Grey seals

Grey seal, Ravenscar
Grey seal, Yorkshire

There are grey seals in Yorkshire, living in colonies on the coast, for example at Ravenscar. They tolerate humans, but not too close, and not if they feel their route to the sea is cut off. It is a wonderful privilege to be able to see and photograph them, but with that comes an obligation to be as discreet as possible, and to avoid disturbing them.

As well as Ravenscar in Yorkshire, there's a grey seal colony at Donna Nook, NE Lincolnshire.

Grey seals: classification

Grey seals, Ravenscar

Seals and walruses are within the Order Pinnipedia ('flap-footed'). Grey seals are in the family Phocidae (true seals), and the genus Halichoerus. The scientific name for the species is Halichoerus grypus, which is said to mean 'sea pig with a hooked nose'.

Grey seals are sometimes called Atlantic seals, because they live on both sides of the North Atlantic Ocean.

Grey seals: distribution

Britain's Mammals

About half the world's grey seals live in British and Irish waters (Britain's Mammals, by the People's Trust for Endangered Species). Eastern and western Atlantic populations have been genetically distinct for at least a million years, and could be considered as separate subspecies (Wikipedia).

Grey seals: description & behaviour

Grey seals play fighting
Grey seals play fighting

Grey seals are 1.4 to 2.5m long, with females averaging 1.8m, and males 2.1m. They weigh 130-144kg. Their eyes are large, and they have long whiskers.

A thick layer of blubber just beneath the skin insulates seals from the cold when they are in the water (Britain's Mammals).

Grey seals vs common seals

Grey seals have a longer face than common (harbour) seals, and fewer spots on their bodies.

Male and female grey seals

Grey seal bull
Grey seal bull

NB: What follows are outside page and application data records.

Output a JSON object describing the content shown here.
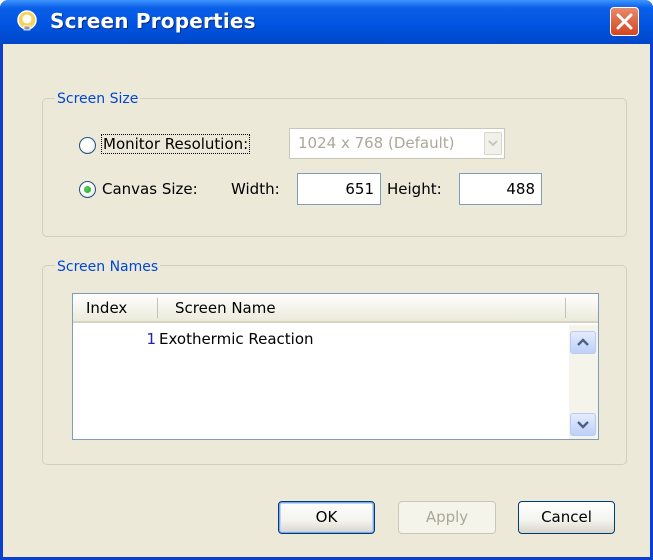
{
  "window": {
    "title": "Screen Properties"
  },
  "screen_size": {
    "legend": "Screen Size",
    "monitor_resolution": {
      "label": "Monitor Resolution:",
      "selected": false,
      "dropdown_value": "1024 x 768 (Default)"
    },
    "canvas_size": {
      "label": "Canvas Size:",
      "selected": true,
      "width_label": "Width:",
      "width_value": "651",
      "height_label": "Height:",
      "height_value": "488"
    }
  },
  "screen_names": {
    "legend": "Screen Names",
    "columns": [
      "Index",
      "Screen Name"
    ],
    "rows": [
      {
        "index": "1",
        "name": "Exothermic Reaction"
      }
    ]
  },
  "buttons": {
    "ok": "OK",
    "apply": "Apply",
    "cancel": "Cancel"
  },
  "icons": {
    "app": "lightbulb-app-icon",
    "close": "close-icon"
  }
}
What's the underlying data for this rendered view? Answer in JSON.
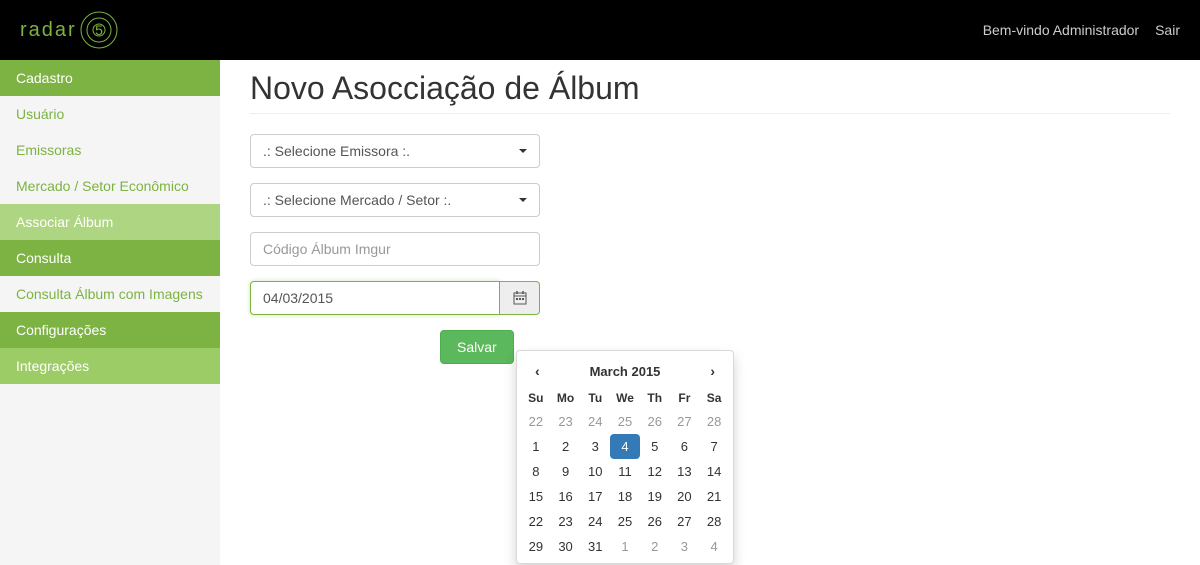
{
  "topbar": {
    "logo_text": "radar",
    "welcome": "Bem-vindo Administrador",
    "logout": "Sair"
  },
  "sidebar": {
    "sections": [
      {
        "header": "Cadastro",
        "header_class": "",
        "items": [
          {
            "label": "Usuário",
            "active": false
          },
          {
            "label": "Emissoras",
            "active": false
          },
          {
            "label": "Mercado / Setor Econômico",
            "active": false
          },
          {
            "label": "Associar Álbum",
            "active": true
          }
        ]
      },
      {
        "header": "Consulta",
        "header_class": "",
        "items": [
          {
            "label": "Consulta Álbum com Imagens",
            "active": false
          }
        ]
      },
      {
        "header": "Configurações",
        "header_class": "",
        "items": []
      },
      {
        "header": "Integrações",
        "header_class": "light",
        "items": []
      }
    ]
  },
  "main": {
    "title": "Novo Asocciação de Álbum",
    "emissora_placeholder": ".: Selecione Emissora :.",
    "mercado_placeholder": ".: Selecione Mercado / Setor :.",
    "codigo_placeholder": "Código Álbum Imgur",
    "date_value": "04/03/2015",
    "save_label": "Salvar"
  },
  "datepicker": {
    "title": "March 2015",
    "prev": "‹",
    "next": "›",
    "dow": [
      "Su",
      "Mo",
      "Tu",
      "We",
      "Th",
      "Fr",
      "Sa"
    ],
    "weeks": [
      [
        {
          "d": "22",
          "m": true
        },
        {
          "d": "23",
          "m": true
        },
        {
          "d": "24",
          "m": true
        },
        {
          "d": "25",
          "m": true
        },
        {
          "d": "26",
          "m": true
        },
        {
          "d": "27",
          "m": true
        },
        {
          "d": "28",
          "m": true
        }
      ],
      [
        {
          "d": "1"
        },
        {
          "d": "2"
        },
        {
          "d": "3"
        },
        {
          "d": "4",
          "a": true
        },
        {
          "d": "5"
        },
        {
          "d": "6"
        },
        {
          "d": "7"
        }
      ],
      [
        {
          "d": "8"
        },
        {
          "d": "9"
        },
        {
          "d": "10"
        },
        {
          "d": "11"
        },
        {
          "d": "12"
        },
        {
          "d": "13"
        },
        {
          "d": "14"
        }
      ],
      [
        {
          "d": "15"
        },
        {
          "d": "16"
        },
        {
          "d": "17"
        },
        {
          "d": "18"
        },
        {
          "d": "19"
        },
        {
          "d": "20"
        },
        {
          "d": "21"
        }
      ],
      [
        {
          "d": "22"
        },
        {
          "d": "23"
        },
        {
          "d": "24"
        },
        {
          "d": "25"
        },
        {
          "d": "26"
        },
        {
          "d": "27"
        },
        {
          "d": "28"
        }
      ],
      [
        {
          "d": "29"
        },
        {
          "d": "30"
        },
        {
          "d": "31"
        },
        {
          "d": "1",
          "m": true
        },
        {
          "d": "2",
          "m": true
        },
        {
          "d": "3",
          "m": true
        },
        {
          "d": "4",
          "m": true
        }
      ]
    ]
  }
}
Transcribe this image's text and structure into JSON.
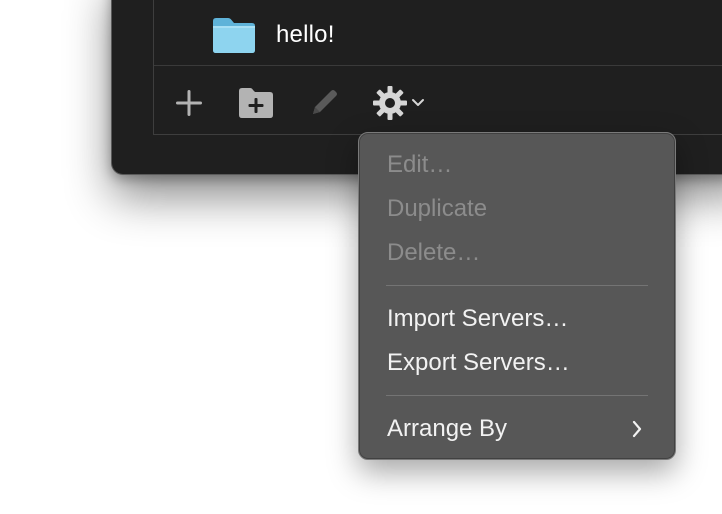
{
  "list": {
    "items": [
      {
        "label": "hello!",
        "icon": "folder-icon"
      }
    ]
  },
  "toolbar": {
    "buttons": [
      {
        "name": "add-server-button",
        "icon": "plus-icon",
        "enabled": true
      },
      {
        "name": "add-folder-button",
        "icon": "folder-plus-icon",
        "enabled": true
      },
      {
        "name": "edit-button",
        "icon": "pencil-icon",
        "enabled": false
      },
      {
        "name": "action-menu-button",
        "icon": "gear-icon",
        "enabled": true
      }
    ]
  },
  "menu": {
    "items": [
      {
        "label": "Edit…",
        "enabled": false
      },
      {
        "label": "Duplicate",
        "enabled": false
      },
      {
        "label": "Delete…",
        "enabled": false
      },
      {
        "separator": true
      },
      {
        "label": "Import Servers…",
        "enabled": true
      },
      {
        "label": "Export Servers…",
        "enabled": true
      },
      {
        "separator": true
      },
      {
        "label": "Arrange By",
        "enabled": true,
        "submenu": true
      }
    ]
  },
  "colors": {
    "window_bg": "#1f1f1f",
    "menu_bg": "#575757",
    "text_enabled": "#f2f2f2",
    "text_disabled": "#8c8c8c",
    "folder_blue": "#7ccbea"
  }
}
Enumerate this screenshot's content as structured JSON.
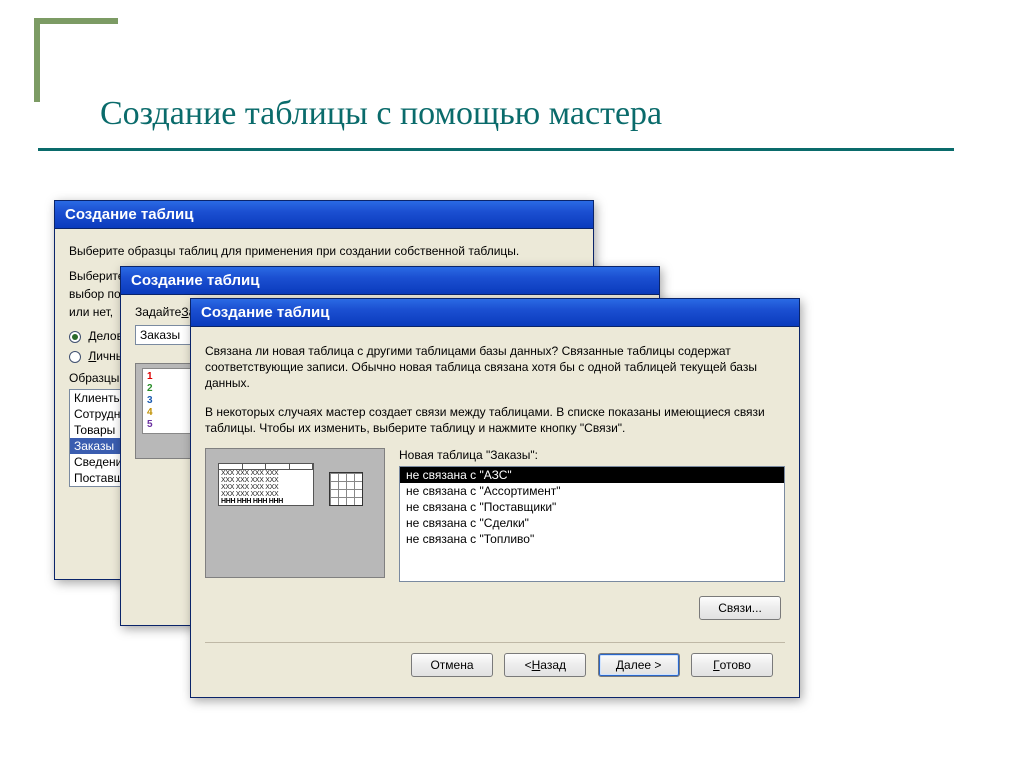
{
  "slide": {
    "title": "Создание таблицы с помощью мастера"
  },
  "dialog1": {
    "title": "Создание таблиц",
    "instr1": "Выберите образцы таблиц для применения при создании собственной таблицы.",
    "instr2a": "Выберите",
    "instr2b": "выбор по",
    "instr2c": "или нет,",
    "radio_business_u": "Д",
    "radio_business": "еловой",
    "radio_personal_u": "Л",
    "radio_personal": "ичны",
    "samples_label": "Образцы",
    "samples": [
      "Клиенты",
      "Сотрудни",
      "Товары",
      "Заказы",
      "Сведения",
      "Поставщи"
    ],
    "samples_selected_index": 3
  },
  "dialog2": {
    "title": "Создание таблиц",
    "set_label": "Задайте",
    "input_value": "Заказы"
  },
  "dialog3": {
    "title": "Создание таблиц",
    "para1": "Связана ли новая таблица с другими таблицами базы данных? Связанные таблицы содержат соответствующие записи. Обычно новая таблица связана хотя бы с одной таблицей текущей базы данных.",
    "para2": "В некоторых случаях мастер создает связи между таблицами. В списке показаны имеющиеся связи таблицы. Чтобы их изменить, выберите таблицу и нажмите кнопку \"Связи\".",
    "rel_label": "Новая таблица \"Заказы\":",
    "relations": [
      "не связана с \"АЗС\"",
      "не связана с \"Ассортимент\"",
      "не связана с \"Поставщики\"",
      "не связана с \"Сделки\"",
      "не связана с \"Топливо\""
    ],
    "relations_selected_index": 0,
    "btn_relations": "Связи...",
    "btn_cancel": "Отмена",
    "btn_back_lt": "< ",
    "btn_back_u": "Н",
    "btn_back_rest": "азад",
    "btn_next_u": "Д",
    "btn_next_rest": "алее >",
    "btn_finish_u": "Г",
    "btn_finish_rest": "отово"
  },
  "mini_rows": [
    "XXX XXX XXX XXX",
    "XXX XXX XXX XXX",
    "XXX XXX XXX XXX",
    "XXX XXX XXX XXX",
    "HHH HHH HHH HHH"
  ]
}
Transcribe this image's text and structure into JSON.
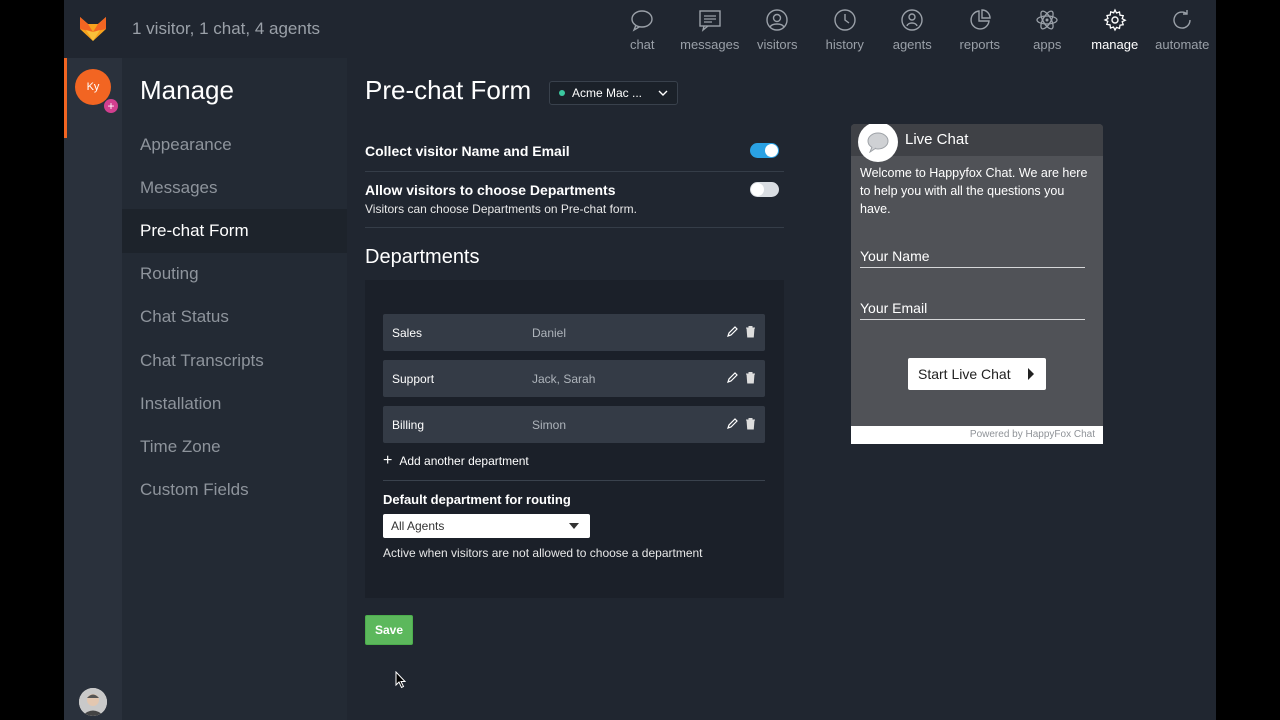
{
  "header": {
    "status": "1 visitor, 1 chat, 4 agents",
    "nav": [
      {
        "label": "chat",
        "icon": "chat-bubble-icon"
      },
      {
        "label": "messages",
        "icon": "messages-icon"
      },
      {
        "label": "visitors",
        "icon": "visitors-icon"
      },
      {
        "label": "history",
        "icon": "history-icon"
      },
      {
        "label": "agents",
        "icon": "agents-icon"
      },
      {
        "label": "reports",
        "icon": "reports-icon"
      },
      {
        "label": "apps",
        "icon": "apps-icon"
      },
      {
        "label": "manage",
        "icon": "gear-icon",
        "active": true
      },
      {
        "label": "automate",
        "icon": "automate-icon"
      }
    ]
  },
  "rail": {
    "avatar_initials": "Ky",
    "avatar_color": "#f26522"
  },
  "sidebar": {
    "title": "Manage",
    "items": [
      {
        "label": "Appearance"
      },
      {
        "label": "Messages"
      },
      {
        "label": "Pre-chat Form",
        "active": true
      },
      {
        "label": "Routing"
      },
      {
        "label": "Chat Status"
      },
      {
        "label": "Chat Transcripts"
      },
      {
        "label": "Installation"
      },
      {
        "label": "Time Zone"
      },
      {
        "label": "Custom Fields"
      }
    ]
  },
  "main": {
    "title": "Pre-chat Form",
    "site_select": "Acme Mac ...",
    "options": {
      "collect": {
        "label": "Collect visitor Name and Email",
        "enabled": true
      },
      "departments": {
        "label": "Allow visitors to choose Departments",
        "sub": "Visitors can choose Departments on Pre-chat form.",
        "enabled": false
      }
    },
    "departments_title": "Departments",
    "departments": [
      {
        "name": "Sales",
        "agents": "Daniel"
      },
      {
        "name": "Support",
        "agents": "Jack, Sarah"
      },
      {
        "name": "Billing",
        "agents": "Simon"
      }
    ],
    "add_department": "Add another department",
    "default_label": "Default department for routing",
    "default_value": "All Agents",
    "default_hint": "Active when visitors are not allowed to choose a department",
    "save": "Save"
  },
  "widget": {
    "title": "Live Chat",
    "welcome": "Welcome to Happyfox Chat. We are here to help you with all the questions you have.",
    "name_placeholder": "Your Name",
    "email_placeholder": "Your Email",
    "start": "Start Live Chat",
    "footer": "Powered by HappyFox Chat"
  },
  "colors": {
    "accent": "#f26522",
    "toggle_on": "#2aa1e3",
    "save": "#5cb85c",
    "online": "#3bc9a0"
  }
}
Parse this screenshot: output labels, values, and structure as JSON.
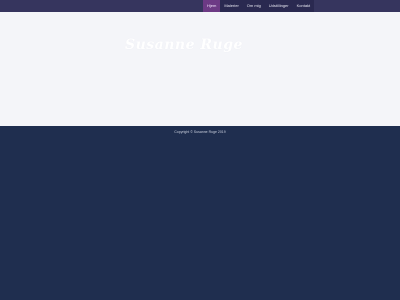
{
  "nav": {
    "items": [
      {
        "label": "Hjem",
        "active": true
      },
      {
        "label": "Malerier",
        "active": false
      },
      {
        "label": "Om mig",
        "active": false
      },
      {
        "label": "Udstillinger",
        "active": false
      },
      {
        "label": "Kontakt",
        "active": false
      }
    ]
  },
  "site": {
    "logo_text": "Susanne Ruge"
  },
  "footer": {
    "copyright": "Copyright © Susanne Ruge 2019"
  },
  "colors": {
    "page_bg": "#1f2e4f",
    "content_bg": "#f4f5f9",
    "nav_bg": "#2a2950",
    "active_bg": "#6d3a85"
  }
}
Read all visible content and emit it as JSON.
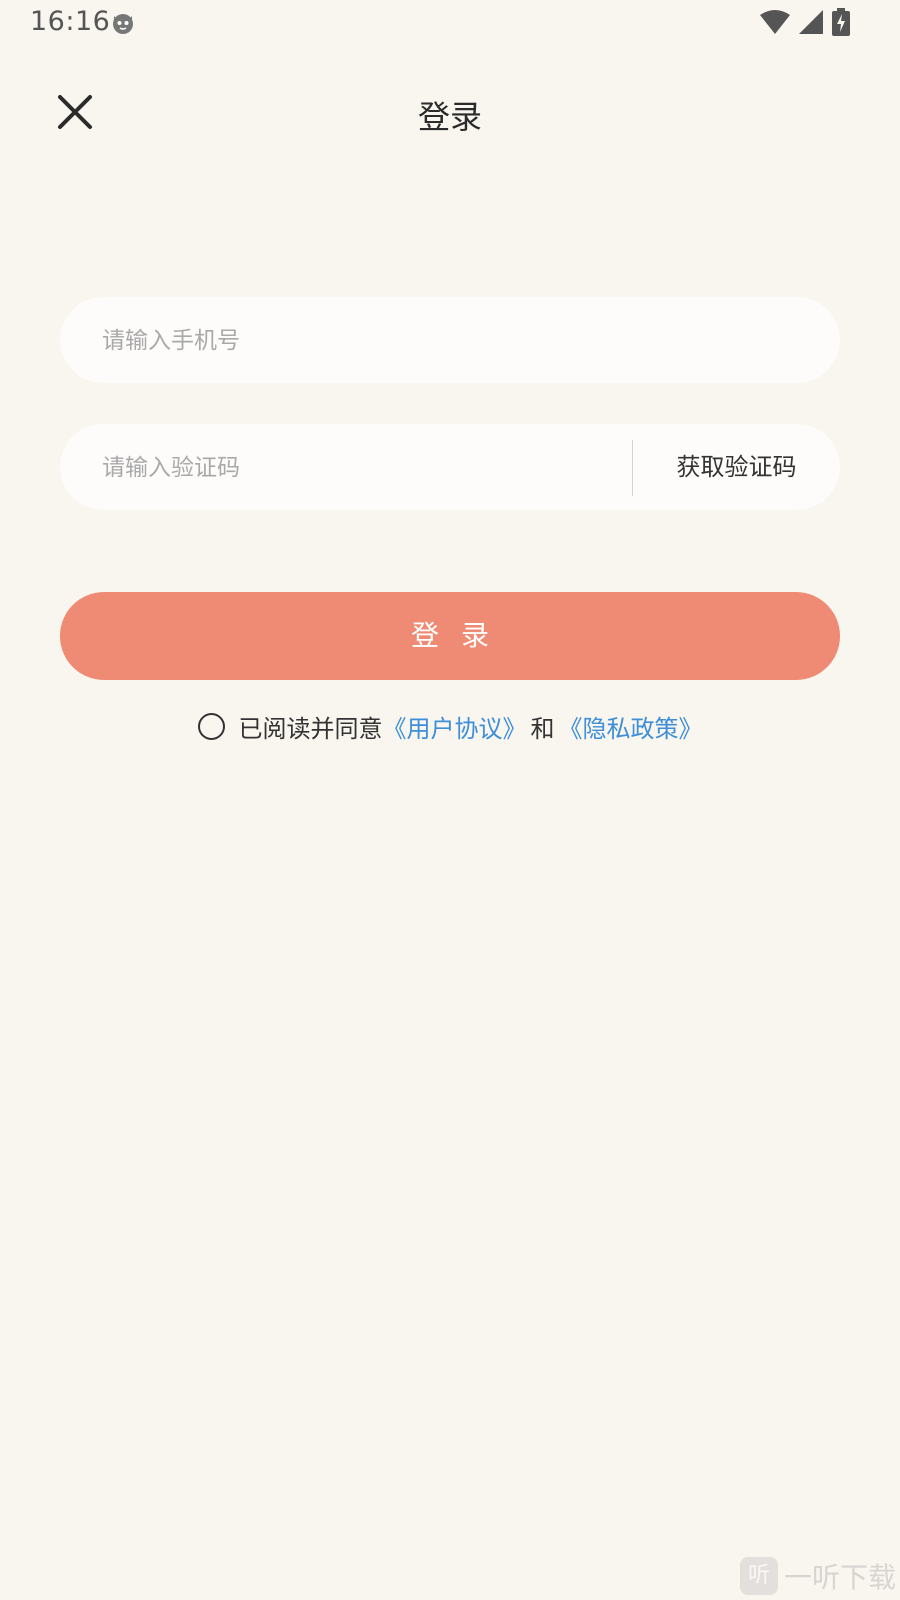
{
  "status_bar": {
    "time": "16:16",
    "icons": [
      "cat-face-icon",
      "wifi-icon",
      "cellular-signal-icon",
      "battery-charging-icon"
    ]
  },
  "header": {
    "title": "登录",
    "close_icon": "close-icon"
  },
  "form": {
    "phone_placeholder": "请输入手机号",
    "code_placeholder": "请输入验证码",
    "get_code_label": "获取验证码",
    "login_label": "登录"
  },
  "agreement": {
    "text": "已阅读并同意",
    "user_agreement": "《用户协议》",
    "and": "和",
    "privacy_policy": "《隐私政策》",
    "checked": false
  },
  "watermark": {
    "logo_text": "听",
    "text": "一听下载"
  },
  "colors": {
    "background": "#f9f5ef",
    "accent": "#ef8b74",
    "link": "#3d8fd9"
  }
}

As well as the difference in size and weight noted above, there is considerable variation in grey seals' coloration. Bulls are darker, with just a few lighter patches. Cows' fur is lighter, with some dark patches. Seals' coats look lighter when they have been out of the water for some time, and darken when wet.

The differences in weight and colour between males and females are examples of their sexual dimorphism - different characteristics in the two sexes of the same species. Another distinction is the shape of their faces: bulls' noses have a more prominent bridge - called a Roman or aquiline nose; cows have a shorter nose without the prominent bridge. The photo below shows the difference.

Image showing the difference in shape of face between male and female grey seals
Female grey seal (above) and male

Lifespan is up to 20 years for males, and 35 years for females.

Grey seal: habitat and diet

Grey seals live on rocky coasts, and eat fish (especially sand eels), squid, lobster, and occasionally birds (Britain's Mammals). Their daily requirement is about 5kg of food (Wikipedia).

Grey seal: predators and threats

Grey seals, Ravenscar

Grey seals have no natural predators in UK waters, but are threatened by pollution and getting entangled in discarded fishing nets.

The UK population is about 200,000, and at the time of writing they are protected under the EC Habitats Directive.

Grey seals: life cycle

Mother seal and pup, Donna Nook

Between late September and December, a female seal gives birth to a single pup, which is born with creamy white fur, called lanugo.

Seal pup, Donna Nook
Seal pup, Donna Nook

The mother nurses the pup for 2-3 weeks, during which time it gains weight quickly from its mother's rich milk. The mother, on the other hand, loses weight, because she does not eat during this time.

After it is weaned, the pup is left to fend for itself. It stays on land and moults. Having shed its pup fur, the young seal grows dense, waterproof adult fur, and it can enter the water - usually at about one month old. It will then rely on instinct to catch fish.

When she finishes suckling her pup, a female is ready to mate again (

Grey seal courtship

Male grey seals seek to breed with several females. Some males defend a group of females, and others try to control access to beaches (Britain's Mammals). Like female seals, males don't eat during the mating period, and rely on their stored blubber for energy.

After mating, the gestation period is eleven and a half months, including a 3 month delay in the implantation of the fertilised egg (animalcorner). As a result, the female comes back to the same rocky or sandy place on the coast the following year to give birth and begin the cycle again.

Grey seals: video